With a bright red shirt and a firm commitment to the industry and product lines, I spoke with a circle of individuals today lead by Daran Hermans, the Senior Product Manager for their wireless lines. Out of the corner of my eye I could see that we were gathering a crowd and definitely getting some great information and answers to tough questions in addition to the attention. I didn't hold back (I rarely do), and at the end of it, I walked away thoroughly impressed.
I want to take a minute to talk about the commitment sentence above. While it may be tough for me personally to think about a printer company buying a wireless company, there was no hesitation from the Zebra crew about how awesome this was for the company. First, I was told repeatedly that the marketing was being doubled-down to support the product lines. Second, from AP to application, Zebra is integrating everything to support each other. With IoT coming on strong, especially in some of the key markets they play in (warehouses, grocery stores, hospitality, etc.) having the strongest solution they can take to market only makes their company that much more viable.
There was no shying away from where they were headed: full steam ahead. With rolling together AirDefense and Wing, providing the lowest power consuming 802.11ac wall-plate solution in the industry, and giving their customers a cohesive way to monitor and analyze both BLE and Wi-Fi analytics on one screen, Zebra is ready to leave their stripes on the market.
Through the MPACT software we were able to see some pretty cool combined stats from their beacons and Wi-Fi analytics:
- Over 3,400 unique booth visitors
- Over 5,500 impression counts
- average booth time visit of 3:52
Not sure if they wanted me to share that, but hey, it was on the screen :)
Having that ability to track not just one or the other, but both, seems like where everything needs to be.
What about management of BLE beacons like some of their competitors?

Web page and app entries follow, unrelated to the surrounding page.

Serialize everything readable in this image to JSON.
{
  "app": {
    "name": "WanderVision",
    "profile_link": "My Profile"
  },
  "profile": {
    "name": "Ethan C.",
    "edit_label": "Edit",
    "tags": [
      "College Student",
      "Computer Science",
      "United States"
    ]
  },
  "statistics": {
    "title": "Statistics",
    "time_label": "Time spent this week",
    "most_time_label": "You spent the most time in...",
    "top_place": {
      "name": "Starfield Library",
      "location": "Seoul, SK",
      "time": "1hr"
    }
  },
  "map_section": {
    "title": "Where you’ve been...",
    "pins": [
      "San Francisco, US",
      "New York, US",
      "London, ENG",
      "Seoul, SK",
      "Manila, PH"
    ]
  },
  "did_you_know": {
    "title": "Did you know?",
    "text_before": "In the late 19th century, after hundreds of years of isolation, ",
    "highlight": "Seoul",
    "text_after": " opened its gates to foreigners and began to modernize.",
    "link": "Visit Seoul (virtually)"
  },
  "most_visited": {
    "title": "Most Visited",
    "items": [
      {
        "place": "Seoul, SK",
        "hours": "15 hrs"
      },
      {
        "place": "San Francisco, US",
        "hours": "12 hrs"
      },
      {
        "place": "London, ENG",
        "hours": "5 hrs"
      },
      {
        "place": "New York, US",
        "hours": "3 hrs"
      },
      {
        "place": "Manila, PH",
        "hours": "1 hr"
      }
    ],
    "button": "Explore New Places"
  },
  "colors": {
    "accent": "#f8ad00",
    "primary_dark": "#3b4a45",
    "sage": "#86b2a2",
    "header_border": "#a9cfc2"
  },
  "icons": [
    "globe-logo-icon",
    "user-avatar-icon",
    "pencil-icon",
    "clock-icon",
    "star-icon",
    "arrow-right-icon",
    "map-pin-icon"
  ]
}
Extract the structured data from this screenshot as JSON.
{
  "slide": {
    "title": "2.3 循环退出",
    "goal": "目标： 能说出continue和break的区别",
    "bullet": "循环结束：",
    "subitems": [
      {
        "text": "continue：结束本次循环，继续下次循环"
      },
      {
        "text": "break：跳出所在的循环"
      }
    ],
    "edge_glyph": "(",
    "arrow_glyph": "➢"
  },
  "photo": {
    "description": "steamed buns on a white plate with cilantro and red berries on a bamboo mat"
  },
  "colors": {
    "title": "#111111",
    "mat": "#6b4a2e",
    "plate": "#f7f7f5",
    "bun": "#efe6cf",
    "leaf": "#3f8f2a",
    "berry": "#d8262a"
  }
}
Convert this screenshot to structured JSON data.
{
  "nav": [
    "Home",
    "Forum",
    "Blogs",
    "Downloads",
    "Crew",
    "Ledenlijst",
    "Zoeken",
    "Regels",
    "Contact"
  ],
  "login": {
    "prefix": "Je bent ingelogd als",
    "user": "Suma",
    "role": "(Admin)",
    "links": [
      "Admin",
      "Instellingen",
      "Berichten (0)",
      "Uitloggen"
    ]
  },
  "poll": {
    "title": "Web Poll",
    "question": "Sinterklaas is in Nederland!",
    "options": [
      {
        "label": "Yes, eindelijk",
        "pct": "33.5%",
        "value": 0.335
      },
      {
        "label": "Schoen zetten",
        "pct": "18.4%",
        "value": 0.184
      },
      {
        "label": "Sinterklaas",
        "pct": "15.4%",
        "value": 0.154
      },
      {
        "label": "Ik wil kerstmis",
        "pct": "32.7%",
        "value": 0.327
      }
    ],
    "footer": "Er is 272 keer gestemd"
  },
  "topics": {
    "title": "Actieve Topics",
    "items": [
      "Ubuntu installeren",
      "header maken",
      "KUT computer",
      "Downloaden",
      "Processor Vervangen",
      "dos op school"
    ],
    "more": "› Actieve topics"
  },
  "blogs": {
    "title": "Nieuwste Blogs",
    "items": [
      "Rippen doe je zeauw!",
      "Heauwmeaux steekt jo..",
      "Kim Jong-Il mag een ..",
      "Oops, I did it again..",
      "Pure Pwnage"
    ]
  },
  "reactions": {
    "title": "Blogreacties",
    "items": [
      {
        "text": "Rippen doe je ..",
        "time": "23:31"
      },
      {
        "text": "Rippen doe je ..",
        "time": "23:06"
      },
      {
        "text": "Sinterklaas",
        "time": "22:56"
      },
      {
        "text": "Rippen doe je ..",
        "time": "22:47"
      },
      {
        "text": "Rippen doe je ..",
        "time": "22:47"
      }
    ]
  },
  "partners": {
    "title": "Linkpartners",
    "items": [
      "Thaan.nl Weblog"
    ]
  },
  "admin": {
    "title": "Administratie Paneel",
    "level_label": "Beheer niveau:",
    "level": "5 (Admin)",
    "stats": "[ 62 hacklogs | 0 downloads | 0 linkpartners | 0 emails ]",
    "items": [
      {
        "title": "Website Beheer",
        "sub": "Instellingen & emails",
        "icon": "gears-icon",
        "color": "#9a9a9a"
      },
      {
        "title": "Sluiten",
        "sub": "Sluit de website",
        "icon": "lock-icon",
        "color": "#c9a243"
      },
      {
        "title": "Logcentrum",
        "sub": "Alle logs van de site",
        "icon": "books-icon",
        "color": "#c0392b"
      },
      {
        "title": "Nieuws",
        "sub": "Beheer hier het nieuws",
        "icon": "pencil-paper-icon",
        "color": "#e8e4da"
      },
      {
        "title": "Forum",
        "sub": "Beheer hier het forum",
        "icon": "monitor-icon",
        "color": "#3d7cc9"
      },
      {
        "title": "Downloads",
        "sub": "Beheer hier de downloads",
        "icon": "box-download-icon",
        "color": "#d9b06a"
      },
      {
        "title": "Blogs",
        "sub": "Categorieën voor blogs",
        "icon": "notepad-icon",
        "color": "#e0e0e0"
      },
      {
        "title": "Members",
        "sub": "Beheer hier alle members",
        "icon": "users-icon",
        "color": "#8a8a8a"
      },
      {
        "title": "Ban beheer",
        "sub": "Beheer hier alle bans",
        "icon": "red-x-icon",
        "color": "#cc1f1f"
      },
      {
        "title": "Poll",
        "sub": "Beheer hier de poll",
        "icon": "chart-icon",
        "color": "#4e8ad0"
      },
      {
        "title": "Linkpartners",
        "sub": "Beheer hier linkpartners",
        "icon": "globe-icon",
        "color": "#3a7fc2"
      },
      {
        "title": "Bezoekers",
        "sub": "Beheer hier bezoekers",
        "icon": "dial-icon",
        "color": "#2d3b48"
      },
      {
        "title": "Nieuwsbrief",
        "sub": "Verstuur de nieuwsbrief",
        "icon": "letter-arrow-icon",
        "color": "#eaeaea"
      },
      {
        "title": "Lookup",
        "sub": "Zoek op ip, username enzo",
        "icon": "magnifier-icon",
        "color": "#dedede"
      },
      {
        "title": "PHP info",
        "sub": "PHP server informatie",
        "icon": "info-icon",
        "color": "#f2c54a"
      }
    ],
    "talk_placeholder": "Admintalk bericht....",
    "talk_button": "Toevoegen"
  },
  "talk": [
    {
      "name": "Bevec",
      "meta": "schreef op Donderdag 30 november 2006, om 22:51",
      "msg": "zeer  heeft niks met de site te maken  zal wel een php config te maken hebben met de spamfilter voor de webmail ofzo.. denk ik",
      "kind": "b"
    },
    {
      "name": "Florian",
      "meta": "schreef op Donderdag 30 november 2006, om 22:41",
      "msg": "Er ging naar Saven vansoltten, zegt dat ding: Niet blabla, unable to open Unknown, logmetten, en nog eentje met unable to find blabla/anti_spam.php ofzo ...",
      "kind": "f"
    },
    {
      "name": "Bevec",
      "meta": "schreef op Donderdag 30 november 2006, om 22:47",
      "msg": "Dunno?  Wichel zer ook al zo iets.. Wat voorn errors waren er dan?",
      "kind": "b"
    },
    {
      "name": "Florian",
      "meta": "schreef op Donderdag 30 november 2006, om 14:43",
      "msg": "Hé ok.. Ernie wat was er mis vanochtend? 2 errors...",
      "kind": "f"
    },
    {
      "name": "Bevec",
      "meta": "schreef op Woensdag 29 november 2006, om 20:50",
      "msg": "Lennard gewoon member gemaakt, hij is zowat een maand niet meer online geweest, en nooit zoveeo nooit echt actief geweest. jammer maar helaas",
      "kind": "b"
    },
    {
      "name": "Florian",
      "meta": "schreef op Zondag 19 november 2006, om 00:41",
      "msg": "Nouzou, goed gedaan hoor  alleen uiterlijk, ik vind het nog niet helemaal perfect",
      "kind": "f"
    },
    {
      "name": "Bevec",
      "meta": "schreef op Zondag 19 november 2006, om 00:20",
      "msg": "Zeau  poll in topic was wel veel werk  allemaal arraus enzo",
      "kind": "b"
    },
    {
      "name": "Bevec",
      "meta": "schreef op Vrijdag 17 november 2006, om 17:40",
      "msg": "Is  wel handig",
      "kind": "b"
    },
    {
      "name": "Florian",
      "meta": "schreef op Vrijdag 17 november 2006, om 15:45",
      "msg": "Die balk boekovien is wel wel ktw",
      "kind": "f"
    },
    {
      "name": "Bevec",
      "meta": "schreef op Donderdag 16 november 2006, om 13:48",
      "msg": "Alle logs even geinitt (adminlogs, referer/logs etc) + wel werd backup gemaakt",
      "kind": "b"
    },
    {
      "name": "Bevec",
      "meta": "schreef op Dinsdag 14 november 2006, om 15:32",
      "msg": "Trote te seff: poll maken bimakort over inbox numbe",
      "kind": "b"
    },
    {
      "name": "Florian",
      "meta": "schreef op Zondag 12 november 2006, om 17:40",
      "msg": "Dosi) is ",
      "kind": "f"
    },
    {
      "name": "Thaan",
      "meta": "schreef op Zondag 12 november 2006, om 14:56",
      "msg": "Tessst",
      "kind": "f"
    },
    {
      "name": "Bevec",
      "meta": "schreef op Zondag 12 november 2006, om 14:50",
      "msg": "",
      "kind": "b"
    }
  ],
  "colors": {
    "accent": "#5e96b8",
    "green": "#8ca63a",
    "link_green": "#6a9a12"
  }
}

That too. By hijacking part of the beacon broadcast to the client application / device, it pushes a battery level up to the controller without the need to piggyback a beacon into a USB port on the AP.
Overall, it's great to see such passion, commitment and drive coming out of the Zebra camp. I was a fan of Symbol, a fan of Motorola when they matured the product lines, and now I am truly looking forward to seeing where this will go. From a business perspective, getting back to the core solution selling that made Symbol what it was is nostalgic and fantastic. That was one of the best models that catapulted Symbol's market share and I think Zebra has the ability to recapture that.
I'm really looking forward to tomorrow. There's still so much more at this show.
If you have any type of role in technology in the hospitality and you are not at this show, I would seriously make plans to attend next year. I hear the workshops are great, however, I've been nerding out on the exhibit floor the whole time :)
NOTE: I was given a complimentary press credential to this show after applying for one with HFTP, the producers of the show. They are not paying me to write any of this, nor have they or will they compensate me. I'm just honored to be chosen and happy to blog about how cool our industry is!